Front Hub Front Hub, 2, 0, Front Hub, Specialized Hi Lo disc, laser-etched logo, OS 24 end caps, sealed cartridge bearing, RWS, 28h
Handlebar Handlebar, 2, 0, Handlebar, Specialized XC low-rise bar, 7050 butted alloy, 680mm wide, 8 degree back sweep, 6 degree up, 31.8mm
Head Angle Head Angle, 2, 0, Head Angle, 68.5
Headset Type Headset Type, 2, 0, Headset Type, 1 1/8" upper and lower campy style cartridge bearings for integrated alloy HT
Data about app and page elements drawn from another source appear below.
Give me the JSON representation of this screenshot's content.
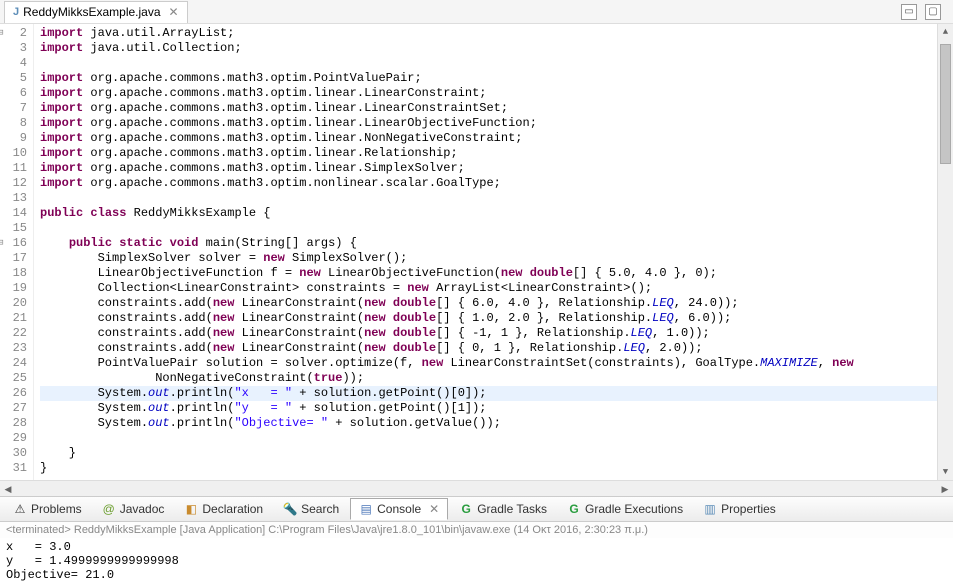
{
  "editor": {
    "tab_label": "ReddyMikksExample.java",
    "lines": [
      {
        "n": 2,
        "fold": "minus",
        "html": "<span class='kw'>import</span> java.util.ArrayList;"
      },
      {
        "n": 3,
        "html": "<span class='kw'>import</span> java.util.Collection;"
      },
      {
        "n": 4,
        "html": ""
      },
      {
        "n": 5,
        "html": "<span class='kw'>import</span> org.apache.commons.math3.optim.PointValuePair;"
      },
      {
        "n": 6,
        "html": "<span class='kw'>import</span> org.apache.commons.math3.optim.linear.LinearConstraint;"
      },
      {
        "n": 7,
        "html": "<span class='kw'>import</span> org.apache.commons.math3.optim.linear.LinearConstraintSet;"
      },
      {
        "n": 8,
        "html": "<span class='kw'>import</span> org.apache.commons.math3.optim.linear.LinearObjectiveFunction;"
      },
      {
        "n": 9,
        "html": "<span class='kw'>import</span> org.apache.commons.math3.optim.linear.NonNegativeConstraint;"
      },
      {
        "n": 10,
        "html": "<span class='kw'>import</span> org.apache.commons.math3.optim.linear.Relationship;"
      },
      {
        "n": 11,
        "html": "<span class='kw'>import</span> org.apache.commons.math3.optim.linear.SimplexSolver;"
      },
      {
        "n": 12,
        "html": "<span class='kw'>import</span> org.apache.commons.math3.optim.nonlinear.scalar.GoalType;"
      },
      {
        "n": 13,
        "html": ""
      },
      {
        "n": 14,
        "html": "<span class='kw'>public</span> <span class='kw'>class</span> ReddyMikksExample {"
      },
      {
        "n": 15,
        "html": ""
      },
      {
        "n": 16,
        "fold": "minus",
        "html": "    <span class='kw'>public</span> <span class='kw'>static</span> <span class='kw'>void</span> main(String[] args) {"
      },
      {
        "n": 17,
        "html": "        SimplexSolver solver = <span class='kw'>new</span> SimplexSolver();"
      },
      {
        "n": 18,
        "html": "        LinearObjectiveFunction f = <span class='kw'>new</span> LinearObjectiveFunction(<span class='kw'>new</span> <span class='kw'>double</span>[] { 5.0, 4.0 }, 0);"
      },
      {
        "n": 19,
        "html": "        Collection&lt;LinearConstraint&gt; constraints = <span class='kw'>new</span> ArrayList&lt;LinearConstraint&gt;();"
      },
      {
        "n": 20,
        "html": "        constraints.add(<span class='kw'>new</span> LinearConstraint(<span class='kw'>new</span> <span class='kw'>double</span>[] { 6.0, 4.0 }, Relationship.<span class='enum'>LEQ</span>, 24.0));"
      },
      {
        "n": 21,
        "html": "        constraints.add(<span class='kw'>new</span> LinearConstraint(<span class='kw'>new</span> <span class='kw'>double</span>[] { 1.0, 2.0 }, Relationship.<span class='enum'>LEQ</span>, 6.0));"
      },
      {
        "n": 22,
        "html": "        constraints.add(<span class='kw'>new</span> LinearConstraint(<span class='kw'>new</span> <span class='kw'>double</span>[] { -1, 1 }, Relationship.<span class='enum'>LEQ</span>, 1.0));"
      },
      {
        "n": 23,
        "html": "        constraints.add(<span class='kw'>new</span> LinearConstraint(<span class='kw'>new</span> <span class='kw'>double</span>[] { 0, 1 }, Relationship.<span class='enum'>LEQ</span>, 2.0));"
      },
      {
        "n": 24,
        "html": "        PointValuePair solution = solver.optimize(f, <span class='kw'>new</span> LinearConstraintSet(constraints), GoalType.<span class='enum'>MAXIMIZE</span>, <span class='kw'>new</span>"
      },
      {
        "n": 25,
        "html": "                NonNegativeConstraint(<span class='kw'>true</span>));"
      },
      {
        "n": 26,
        "hl": true,
        "html": "        System.<span class='field'>out</span>.println(<span class='str'>\"x   = \"</span> + solution.getPoint()[0]);"
      },
      {
        "n": 27,
        "html": "        System.<span class='field'>out</span>.println(<span class='str'>\"y   = \"</span> + solution.getPoint()[1]);"
      },
      {
        "n": 28,
        "html": "        System.<span class='field'>out</span>.println(<span class='str'>\"Objective= \"</span> + solution.getValue());"
      },
      {
        "n": 29,
        "html": ""
      },
      {
        "n": 30,
        "html": "    }"
      },
      {
        "n": 31,
        "html": "}"
      }
    ]
  },
  "views": {
    "problems": "Problems",
    "javadoc": "Javadoc",
    "declaration": "Declaration",
    "search": "Search",
    "console": "Console",
    "gradle_tasks": "Gradle Tasks",
    "gradle_exec": "Gradle Executions",
    "properties": "Properties"
  },
  "console": {
    "header": "<terminated> ReddyMikksExample [Java Application] C:\\Program Files\\Java\\jre1.8.0_101\\bin\\javaw.exe (14 Οκτ 2016, 2:30:23 π.μ.)",
    "lines": [
      "x   = 3.0",
      "y   = 1.4999999999999998",
      "Objective= 21.0"
    ]
  }
}
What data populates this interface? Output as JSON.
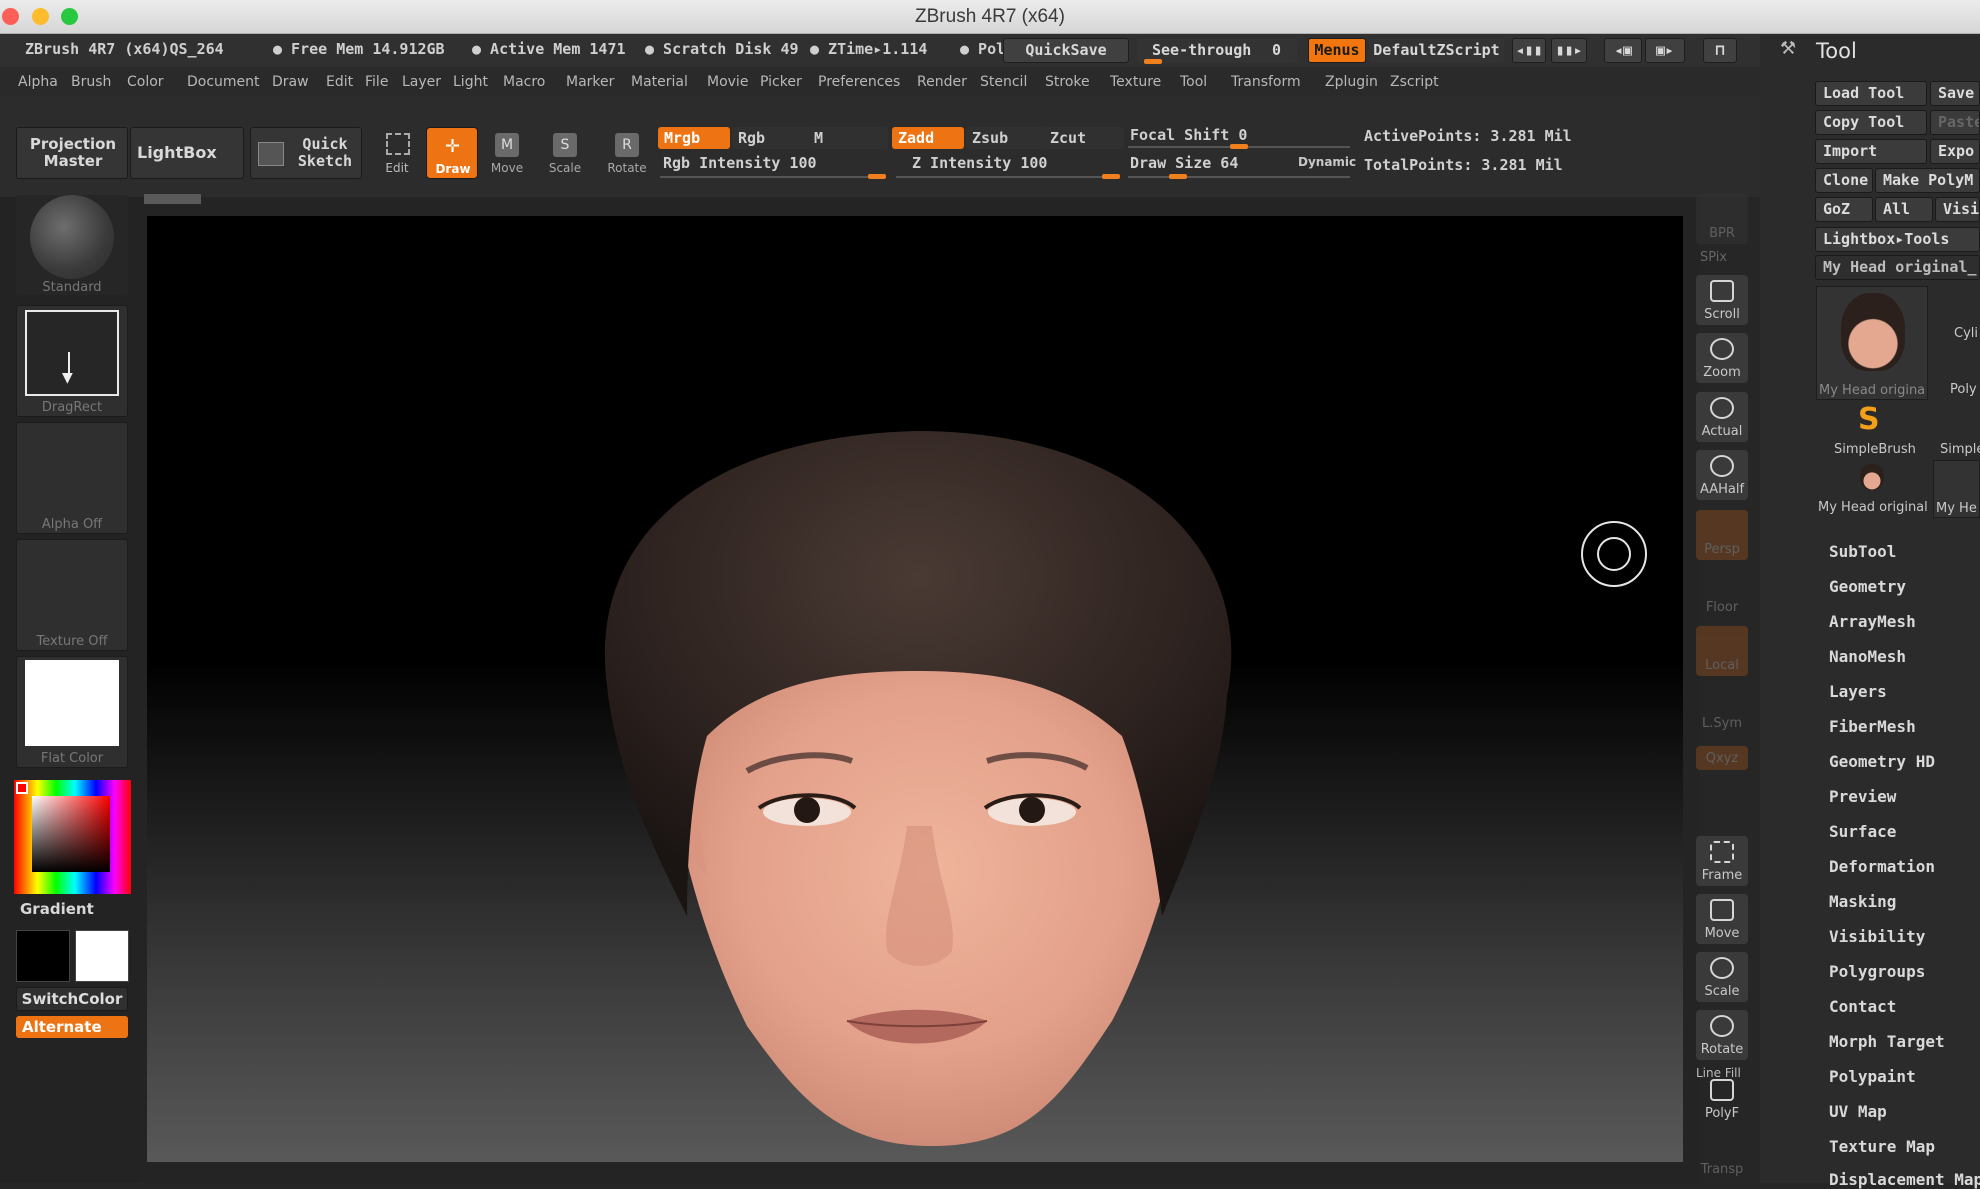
{
  "window": {
    "title": "ZBrush 4R7 (x64)"
  },
  "infobar": {
    "app": "ZBrush 4R7 (x64)QS_264",
    "free_mem": "● Free Mem 14.912GB",
    "active_mem": "● Active Mem 1471",
    "scratch": "● Scratch Disk 49",
    "ztime": "● ZTime▸1.114",
    "pol": "● Pol",
    "quicksave": "QuickSave",
    "see_through": "See-through",
    "see_through_value": "0",
    "menus": "Menus",
    "default_zscript": "DefaultZScript"
  },
  "menubar": [
    "Alpha",
    "Brush",
    "Color",
    "Document",
    "Draw",
    "Edit",
    "File",
    "Layer",
    "Light",
    "Macro",
    "Marker",
    "Material",
    "Movie",
    "Picker",
    "Preferences",
    "Render",
    "Stencil",
    "Stroke",
    "Texture",
    "Tool",
    "Transform",
    "Zplugin",
    "Zscript"
  ],
  "toolbar": {
    "projection_master": "Projection Master",
    "lightbox": "LightBox",
    "quick_sketch": "Quick Sketch",
    "edit": "Edit",
    "draw": "Draw",
    "move": "Move",
    "scale": "Scale",
    "rotate": "Rotate",
    "mrgb": "Mrgb",
    "rgb": "Rgb",
    "m": "M",
    "zadd": "Zadd",
    "zsub": "Zsub",
    "zcut": "Zcut",
    "rgb_intensity": "Rgb Intensity 100",
    "z_intensity": "Z Intensity 100",
    "focal_shift": "Focal Shift 0",
    "draw_size": "Draw Size 64",
    "dynamic": "Dynamic",
    "active_points": "ActivePoints: 3.281 Mil",
    "total_points": "TotalPoints: 3.281 Mil"
  },
  "levels": {
    "rgb_intensity": 1.0,
    "z_intensity": 1.0,
    "focal_shift": 0.5,
    "draw_size": 0.2
  },
  "leftshelf": {
    "standard": "Standard",
    "dragrect": "DragRect",
    "alpha": "Alpha  Off",
    "texture": "Texture  Off",
    "flat_color": "Flat  Color",
    "gradient": "Gradient",
    "switchcolor": "SwitchColor",
    "alternate": "Alternate"
  },
  "rightshelf": {
    "bpr": "BPR",
    "spix": "SPix",
    "scroll": "Scroll",
    "zoom": "Zoom",
    "actual": "Actual",
    "aahalf": "AAHalf",
    "persp": "Persp",
    "floor": "Floor",
    "local": "Local",
    "lsym": "L.Sym",
    "xyz": "Qxyz",
    "frame": "Frame",
    "move": "Move",
    "scale": "Scale",
    "rotate": "Rotate",
    "line_fill": "Line Fill",
    "polyf": "PolyF",
    "transp": "Transp"
  },
  "tool": {
    "title": "Tool",
    "load_tool": "Load Tool",
    "save": "Save",
    "copy_tool": "Copy Tool",
    "paste": "Paste",
    "import": "Import",
    "export": "Expo",
    "clone": "Clone",
    "make_polymesh": "Make PolyM",
    "goz": "GoZ",
    "all": "All",
    "visible": "Visib",
    "lightbox_tools": "Lightbox▸Tools",
    "current_tool": "My Head original_",
    "thumbs": {
      "my_head": "My  Head  origina",
      "cyl": "Cyli",
      "poly": "Poly",
      "simplebrush": "SimpleBrush",
      "simple2": "Simple",
      "my_head2": "My  Head  original",
      "my_he": "My  He"
    },
    "subpalettes": [
      "SubTool",
      "Geometry",
      "ArrayMesh",
      "NanoMesh",
      "Layers",
      "FiberMesh",
      "Geometry HD",
      "Preview",
      "Surface",
      "Deformation",
      "Masking",
      "Visibility",
      "Polygroups",
      "Contact",
      "Morph Target",
      "Polypaint",
      "UV Map",
      "Texture Map",
      "Displacement Map"
    ]
  },
  "colors": {
    "accent": "#f07f1d",
    "main_color": "#ffffff",
    "secondary_color": "#000000"
  }
}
Pedals Pedals, 2, 0, Pedals, Resin Test Ride Pedals with toe clips, CEN std.
Rear Derailleur Rear Derailleur, 2, 0, Rear Derailleur, Shimano RD-M980 XTR Shadow, 10-speed, long cage
Rear Hub Rear Hub, 2, 0, Rear Hub, Specialized Hi Lo disc, laser-etched logo, double sealed cartridge bearing, QR, 32h
Rear Shock Rear Shock, 2, 0, Rear Shock, Custom Fox Triad II for Specialized, custom on-the-fly 3-position switch 1) lock out 2) Open 3) ProPedal, rebound adj., 7.875x2.0"
Rims Rims, 2, 0, Rims, Custom DT Swiss X420SL, 24mm w/ eyelets, 28/32h
Saddle Saddle, 2, 0, Saddle, Specialized BG Henge Comp, hollow Cr-Mo rails, 143mm width
Seat Angle Seat Angle, 2, 0, Seat Angle, 74.5
Seatpost Seatpost, 2, 0, Seatpost, 2014 butted alloy, single bolt setback, 30.9mm, S/M: 350mm, others: 400mm
Shifters Shifters, 2, 0, Shifters, Shimano SL-M660-10R SLX, 10-speed, trigger
Stem Stem, 2, 0, Stem, Specialized XC, 3D forged alloy, 4-bolt, 31.8mm clamp, adjustable rise
Weight (kg) Weight (kg), 2, 0, Weight (kg), 12.1
Weight (lb) Weight (lb), 2, 0, Weight (lb), 26.6
Bottom Bracket Height (in) Bottom Bracket Height (in), 2, 0, Bottom Bracket Height (in), 13.2
Chainstays (in) Chainstays (in), 2, 0, Chainstays (in), 16.5
Seat Tube (in) Seat Tube (in), 2, 0, Seat Tube (in), 19
Top Tube (in) Top Tube (in), 2, 0, Top Tube (in), 24.6
Wheelbase (in) Wheelbase (in), 2, 0, Wheelbase (in), 45.4
Tyres Tyres, 2, 0, Tyres, Specialized The Captain 2.0in, Aramid bead
Front Wheel Front Wheel, 2, 0, Front Wheel, Specialized hubs on DT Swiss X420SL rims with 15g stainless steel spokes
Rear Wheel Rear Wheel, 2, 0, Rear Wheel, Specialized hubs on DT Swiss X420SL rims with 15g stainless steel spokes